What to do
A single number is wanted: how many lines of the data below include the string "header"?

Data to examine
# # #
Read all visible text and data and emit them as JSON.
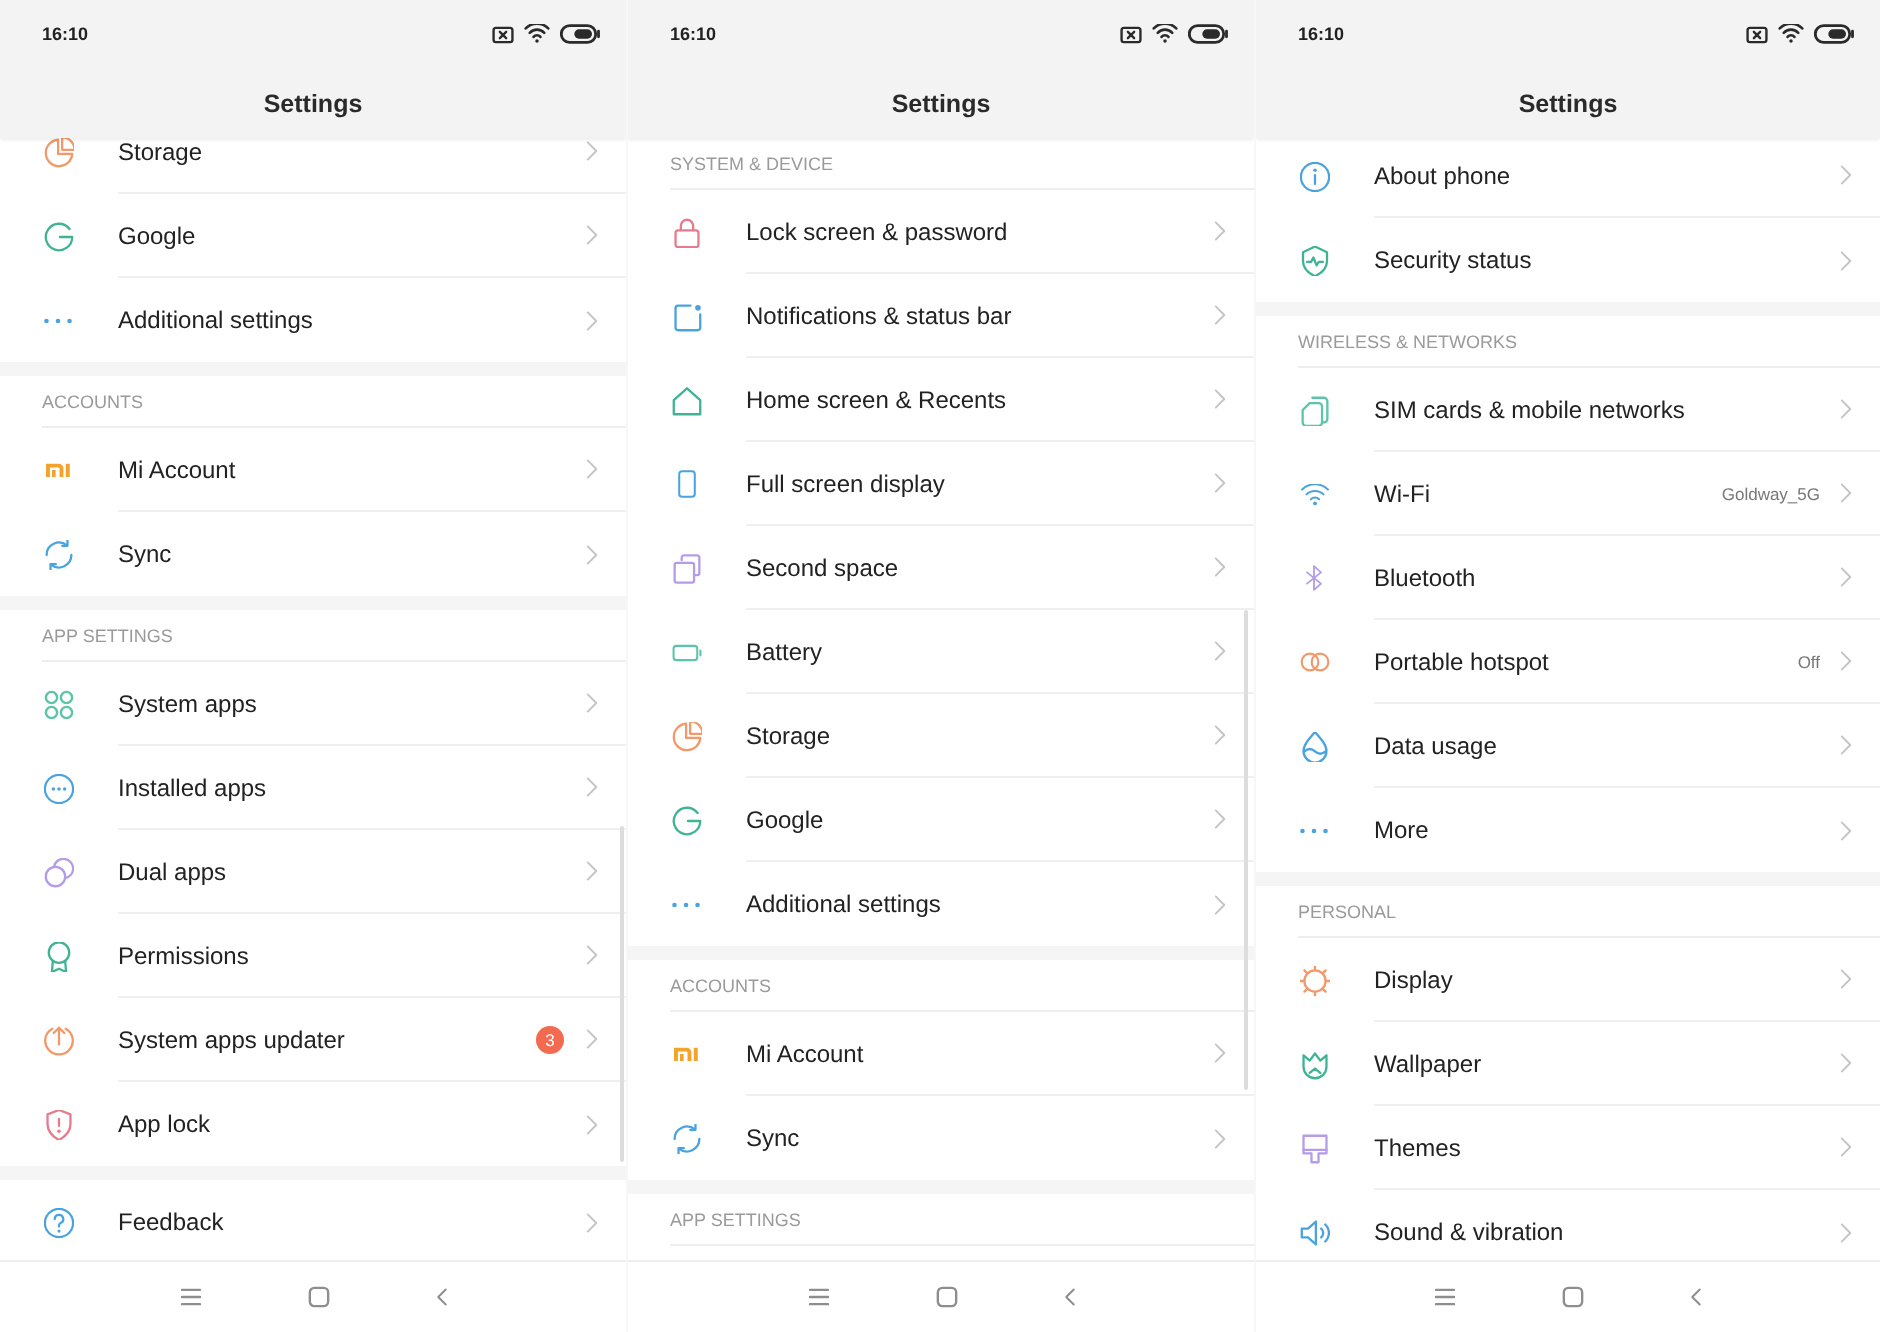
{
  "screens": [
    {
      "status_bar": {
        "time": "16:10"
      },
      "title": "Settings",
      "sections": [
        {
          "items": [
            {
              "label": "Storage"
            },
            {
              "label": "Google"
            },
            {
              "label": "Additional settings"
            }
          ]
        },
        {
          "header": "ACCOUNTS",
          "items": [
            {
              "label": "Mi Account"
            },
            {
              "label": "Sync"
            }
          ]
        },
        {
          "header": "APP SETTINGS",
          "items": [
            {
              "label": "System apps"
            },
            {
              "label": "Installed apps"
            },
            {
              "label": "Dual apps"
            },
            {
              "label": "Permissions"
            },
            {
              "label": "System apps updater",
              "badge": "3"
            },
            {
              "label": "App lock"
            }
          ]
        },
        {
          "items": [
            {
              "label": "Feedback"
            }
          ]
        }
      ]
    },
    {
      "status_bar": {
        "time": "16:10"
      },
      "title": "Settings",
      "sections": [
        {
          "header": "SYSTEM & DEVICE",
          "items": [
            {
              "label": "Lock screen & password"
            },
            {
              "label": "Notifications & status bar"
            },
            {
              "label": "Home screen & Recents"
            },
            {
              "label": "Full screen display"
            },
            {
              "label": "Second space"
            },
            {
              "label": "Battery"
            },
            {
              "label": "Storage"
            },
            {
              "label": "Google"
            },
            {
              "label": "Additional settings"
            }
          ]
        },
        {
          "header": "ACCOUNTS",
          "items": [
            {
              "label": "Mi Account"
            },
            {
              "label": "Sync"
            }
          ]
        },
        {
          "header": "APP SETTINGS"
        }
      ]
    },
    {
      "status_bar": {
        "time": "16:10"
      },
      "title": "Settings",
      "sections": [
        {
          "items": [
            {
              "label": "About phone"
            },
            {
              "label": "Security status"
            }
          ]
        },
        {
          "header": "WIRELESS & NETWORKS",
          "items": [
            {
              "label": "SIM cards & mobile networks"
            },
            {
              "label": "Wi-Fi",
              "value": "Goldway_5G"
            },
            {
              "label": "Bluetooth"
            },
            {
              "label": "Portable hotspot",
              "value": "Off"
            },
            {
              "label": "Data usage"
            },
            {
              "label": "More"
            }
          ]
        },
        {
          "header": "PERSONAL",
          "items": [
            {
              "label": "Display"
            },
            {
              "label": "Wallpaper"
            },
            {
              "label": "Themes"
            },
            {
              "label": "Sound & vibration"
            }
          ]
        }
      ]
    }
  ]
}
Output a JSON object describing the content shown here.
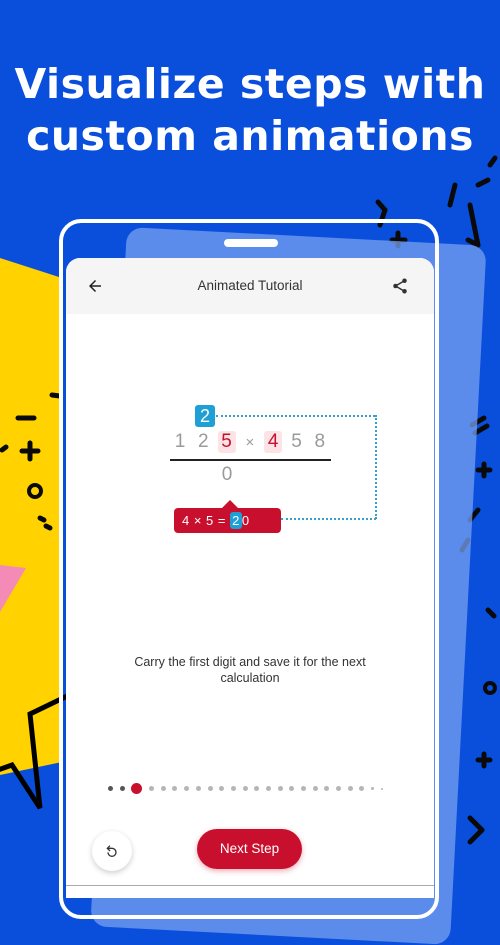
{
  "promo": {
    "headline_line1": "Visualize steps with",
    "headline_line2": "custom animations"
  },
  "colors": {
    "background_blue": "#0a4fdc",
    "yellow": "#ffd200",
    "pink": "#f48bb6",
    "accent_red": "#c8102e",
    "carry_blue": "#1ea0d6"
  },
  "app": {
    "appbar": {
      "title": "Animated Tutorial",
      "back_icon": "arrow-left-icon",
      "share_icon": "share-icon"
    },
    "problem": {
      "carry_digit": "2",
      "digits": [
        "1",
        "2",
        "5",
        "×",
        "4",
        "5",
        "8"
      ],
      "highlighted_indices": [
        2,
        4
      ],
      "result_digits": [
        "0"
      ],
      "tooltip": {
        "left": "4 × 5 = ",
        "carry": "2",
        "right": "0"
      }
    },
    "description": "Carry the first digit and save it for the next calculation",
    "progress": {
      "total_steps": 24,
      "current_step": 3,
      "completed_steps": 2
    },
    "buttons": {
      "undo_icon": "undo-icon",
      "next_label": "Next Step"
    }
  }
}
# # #
Solution to the problem
7